Before the implementation of the EU Trade Secrets Directive (TSD), no specific protection to trade secrets was provided under French law. Therefore, the implementation of the TSD implied the adoption of a completely new legal regime. The French legislator implemented most of the provisions of the TSD and intended (approximatively) to respect the deadline imposed by the EU authorities and submitted a bill to the French Parliament.
The new Trade Secret Act is very close to the provisions of the TSD, without any important French specificities in the very few areas where the member States enjoy a sphere of flexibility, except perhaps the introduction of a civil fine to punish dilatory/abusive actions, whereas the TSD only provided for the possibility to impose sanctions in such cases without defining them.
The bill was voted and adopted by the Parliament on 14 and 21 June 2018. It is the outcome of a lengthy process. Prior to that, the bill had been amended several times and numerous auditions of third parties and professional organizations had been held, especially since trade secrets are a very sensitive subject matter in France (with a strong lobby from journalists and other whistleblowers).
However, a motion challenging the compliance of the voted bill with the French Constitution was filed before the Constitutional Court (Conseil Constitutionnel). By a decision handed down on 26 July 2018, the Court upheld the constitutionality of the provisions of the aforesaid bill.
The bill was finally enacted under No 2018-670 on 30 July 2018. A Decree No 2018-1126 implementing some provisions of the new Trade Secret Act has been adopted on 11 December 2018 to finalize the legislative process.
The TSD implementation deadline was 9 June 2018. The new Act implementing the TSD under French law came into force on 1 August 2018.
The adopted legislative draft does not provide for:
The Decree passed on 11 December 2018 provides for:
Actions to prevent or end a trade secrets breach
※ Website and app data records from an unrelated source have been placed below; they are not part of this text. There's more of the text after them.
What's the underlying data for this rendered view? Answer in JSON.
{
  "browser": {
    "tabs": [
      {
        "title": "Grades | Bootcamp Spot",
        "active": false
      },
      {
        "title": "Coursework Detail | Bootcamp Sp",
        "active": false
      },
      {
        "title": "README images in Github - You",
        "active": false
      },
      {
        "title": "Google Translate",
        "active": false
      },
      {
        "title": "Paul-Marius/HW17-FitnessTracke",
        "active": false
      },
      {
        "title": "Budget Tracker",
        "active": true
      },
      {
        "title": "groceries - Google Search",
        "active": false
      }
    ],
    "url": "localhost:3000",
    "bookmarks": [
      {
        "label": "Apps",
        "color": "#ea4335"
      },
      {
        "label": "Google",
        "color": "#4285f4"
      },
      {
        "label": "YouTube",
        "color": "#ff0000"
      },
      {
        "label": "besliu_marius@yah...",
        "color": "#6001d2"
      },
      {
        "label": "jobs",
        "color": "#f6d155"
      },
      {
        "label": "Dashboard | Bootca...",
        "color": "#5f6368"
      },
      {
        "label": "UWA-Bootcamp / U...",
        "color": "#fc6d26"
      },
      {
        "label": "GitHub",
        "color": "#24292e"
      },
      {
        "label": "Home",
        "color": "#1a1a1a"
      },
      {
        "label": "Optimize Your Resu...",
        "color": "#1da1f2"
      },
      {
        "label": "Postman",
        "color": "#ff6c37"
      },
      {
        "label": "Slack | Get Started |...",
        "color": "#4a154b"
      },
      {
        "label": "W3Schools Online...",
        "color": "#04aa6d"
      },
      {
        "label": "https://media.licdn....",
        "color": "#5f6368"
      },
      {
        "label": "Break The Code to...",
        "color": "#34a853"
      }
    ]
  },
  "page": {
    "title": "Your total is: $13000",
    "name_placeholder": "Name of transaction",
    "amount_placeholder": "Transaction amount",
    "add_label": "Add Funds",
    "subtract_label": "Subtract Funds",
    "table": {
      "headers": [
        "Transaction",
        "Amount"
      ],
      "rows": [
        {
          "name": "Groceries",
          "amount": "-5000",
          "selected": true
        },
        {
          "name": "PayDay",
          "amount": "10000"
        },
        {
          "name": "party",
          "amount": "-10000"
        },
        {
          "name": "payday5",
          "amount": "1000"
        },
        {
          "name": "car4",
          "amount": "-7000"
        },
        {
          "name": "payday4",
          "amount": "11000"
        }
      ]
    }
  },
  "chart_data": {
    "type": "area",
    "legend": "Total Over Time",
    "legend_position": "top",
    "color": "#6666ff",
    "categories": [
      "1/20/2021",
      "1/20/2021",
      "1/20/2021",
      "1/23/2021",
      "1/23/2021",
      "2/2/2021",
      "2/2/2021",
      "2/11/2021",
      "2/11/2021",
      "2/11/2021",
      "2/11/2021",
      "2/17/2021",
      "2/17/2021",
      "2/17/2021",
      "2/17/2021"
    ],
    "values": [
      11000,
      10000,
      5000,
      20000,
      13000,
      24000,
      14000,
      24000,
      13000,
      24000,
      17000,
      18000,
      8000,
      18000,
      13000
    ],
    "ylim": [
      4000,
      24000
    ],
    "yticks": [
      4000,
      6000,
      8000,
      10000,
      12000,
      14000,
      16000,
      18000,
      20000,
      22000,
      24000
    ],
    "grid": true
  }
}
However, if the claimant does not file an action on the merits within 20 days working days or 31 calendar days if the latter period is longer from the date of the order, then the effect of the provisional or protecting measures will expire.
Preservation of the trade secrets before the courts
The new Trade Secret Act provides for provisional and protective measures, but the practical details and prerequisites for such measures to be granted will be subject to a forthcoming Regulation. The regime thus remains so far uncertain in this (important) respect.